This afternoon, President Paxson notified the Brown community of the untimely passing of student Sara Overstreet ’16. Overstreet, a junior from San Jose, California, was concentrating in English and International Relations at Brown. According to Paxson’s email, she planned on continuing her cross-disciplinary studies in graduate school and eventually working for a think tank or non-governmental organization.
We at BlogDailyHerald would like to extend our deepest sympathies to Overstreet’s friends and family. Any remembrances and photos of Overstreet are encouraged to be sent to firstname.lastname@example.org so that we may publish a memorial in her honor on our site.
In her email, President Paxson reminded the student body that the offices of Counseling and Psychological Services (401-863-3476) and Chaplains and Religious Life (401-863-2344) are always available to provide support to the Brown community.
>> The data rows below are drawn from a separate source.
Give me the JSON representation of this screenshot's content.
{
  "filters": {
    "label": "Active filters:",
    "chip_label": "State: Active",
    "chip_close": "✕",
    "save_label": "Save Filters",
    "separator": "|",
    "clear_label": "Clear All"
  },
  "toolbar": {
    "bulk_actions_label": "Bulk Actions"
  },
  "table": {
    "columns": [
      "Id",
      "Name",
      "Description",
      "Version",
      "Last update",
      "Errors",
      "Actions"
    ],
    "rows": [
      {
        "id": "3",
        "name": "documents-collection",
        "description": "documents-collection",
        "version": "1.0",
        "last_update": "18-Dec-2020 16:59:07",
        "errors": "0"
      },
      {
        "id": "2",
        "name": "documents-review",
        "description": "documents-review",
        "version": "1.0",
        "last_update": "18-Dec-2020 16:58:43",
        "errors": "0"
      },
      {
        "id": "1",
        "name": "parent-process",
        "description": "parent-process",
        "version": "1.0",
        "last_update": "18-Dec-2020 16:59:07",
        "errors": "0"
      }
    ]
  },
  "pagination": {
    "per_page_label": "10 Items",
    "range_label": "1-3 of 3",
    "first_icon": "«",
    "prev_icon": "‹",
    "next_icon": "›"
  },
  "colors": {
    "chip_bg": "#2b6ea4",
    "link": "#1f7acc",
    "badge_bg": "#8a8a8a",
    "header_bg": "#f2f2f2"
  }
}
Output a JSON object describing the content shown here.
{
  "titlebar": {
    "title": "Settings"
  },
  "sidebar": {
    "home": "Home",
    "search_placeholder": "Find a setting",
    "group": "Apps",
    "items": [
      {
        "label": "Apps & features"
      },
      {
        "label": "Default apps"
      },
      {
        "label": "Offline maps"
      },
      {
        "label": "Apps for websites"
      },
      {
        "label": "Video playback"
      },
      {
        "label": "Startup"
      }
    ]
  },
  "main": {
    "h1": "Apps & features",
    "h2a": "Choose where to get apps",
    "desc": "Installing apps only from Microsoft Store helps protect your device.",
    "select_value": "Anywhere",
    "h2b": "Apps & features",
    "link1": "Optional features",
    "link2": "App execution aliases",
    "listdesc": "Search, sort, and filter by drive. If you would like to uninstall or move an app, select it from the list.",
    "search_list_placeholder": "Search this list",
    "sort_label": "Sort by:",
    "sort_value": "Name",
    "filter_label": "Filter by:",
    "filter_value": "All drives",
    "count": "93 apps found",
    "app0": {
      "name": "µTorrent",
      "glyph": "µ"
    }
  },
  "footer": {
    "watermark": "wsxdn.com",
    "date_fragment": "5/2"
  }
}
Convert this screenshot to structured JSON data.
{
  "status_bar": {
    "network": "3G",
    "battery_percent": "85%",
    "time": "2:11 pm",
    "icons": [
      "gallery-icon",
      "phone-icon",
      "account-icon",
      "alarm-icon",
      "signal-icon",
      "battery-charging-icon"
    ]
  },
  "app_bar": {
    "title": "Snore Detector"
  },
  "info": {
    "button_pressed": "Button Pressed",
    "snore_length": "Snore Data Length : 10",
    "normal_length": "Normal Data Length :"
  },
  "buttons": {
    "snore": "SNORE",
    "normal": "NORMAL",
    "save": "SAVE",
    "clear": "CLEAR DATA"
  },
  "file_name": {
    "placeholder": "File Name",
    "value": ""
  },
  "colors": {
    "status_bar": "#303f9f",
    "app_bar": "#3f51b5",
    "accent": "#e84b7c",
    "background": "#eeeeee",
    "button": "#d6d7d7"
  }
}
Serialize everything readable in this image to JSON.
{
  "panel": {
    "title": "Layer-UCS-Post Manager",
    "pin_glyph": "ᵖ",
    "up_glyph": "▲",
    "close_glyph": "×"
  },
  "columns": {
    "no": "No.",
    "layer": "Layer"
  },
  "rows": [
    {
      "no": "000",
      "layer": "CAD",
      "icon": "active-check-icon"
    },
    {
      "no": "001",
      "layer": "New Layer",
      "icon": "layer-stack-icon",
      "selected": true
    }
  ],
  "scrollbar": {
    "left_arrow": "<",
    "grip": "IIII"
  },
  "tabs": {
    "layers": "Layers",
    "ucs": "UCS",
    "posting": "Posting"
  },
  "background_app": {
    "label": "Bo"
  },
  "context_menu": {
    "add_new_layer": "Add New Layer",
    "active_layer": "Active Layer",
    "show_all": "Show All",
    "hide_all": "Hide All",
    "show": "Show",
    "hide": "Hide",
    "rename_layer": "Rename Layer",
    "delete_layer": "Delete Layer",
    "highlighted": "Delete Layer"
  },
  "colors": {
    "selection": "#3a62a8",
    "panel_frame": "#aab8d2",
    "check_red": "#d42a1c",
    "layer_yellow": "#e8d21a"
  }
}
There aren’t a lot of things that last from birth and through college. We don’t still get tucked in at night by our parents, have home cooked meals, swim in the shallow end, or brush our teeth twice a day (I’m not alone on this right?), but we still get excited for Halloween. Sure, the goal of Halloween changes from childhood to college. No longer is it about who can get the most candy but rather it is about who can GET the most candy (see what i did there). Instead of eating Twix and Snickers till we get sick, we drink Caldwell’s and Natty till we get sick. We still wear costumes, yet instead of dressing like our favorite disney character, we now dress like our favorite sexy disney character (I am going as Olaf from Frozen this year FYI).
So maybe not all that much has changed, and that is fine because, like my uncle from South Carolina, I am scared of change. But Halloween for sure has evolved, from our earliest days of getting dressed in adorable baby-propriate costumes, to that time we went as sexy Shia Leboeuf.
Though this is Science Beyond the SciLi, the issue of representation permeates the walls of the SciLi, the greater Brown campus and the rest of the scientific world. Read on to learn about some students’ perspectives on representation within the scientific community, from the SciLi basement to the Nobel Committee.
Last weekend, the Brown Political Forum held a community forum to discuss “Representation in Science,” in collaboration with the Neuroscience DUG. A panel of five students, the “conversation starters,” reflected on their experiences in different fields of science at Brown and beyond through the perspective of their identities. The attendees also had the chance to break into small groups to discuss these issues and share personal experiences.
While minority groups, including women, racial minorities and members of the LGBT community, are underrepresented and disadvantaged in many fields, the statistics in science are particularly grim. Hispanics make up 7 percent of the STEM workforce, and blacks make up 6 percent. Women hold a quarter of STEM jobs, and in many fields this number is actually declining. I could go on and on listing the cold hard facts, but students’ personal stories are just as telling.
At the forum, the student panelists recalled experiences of professors and peers making judgments based solely on their identity.
Katie Byron was intending to declare computational biology as one of her concentrations, and she went to the concentration fair to discuss this with a faculty member. He responded, “Are you sure you’re up for taking all those math classes? Have you thought about just doing pure bio?” While the professor may have thought little of this afterwards, these kinds of comments are internalized and can bend the trajectories of students pursuing science.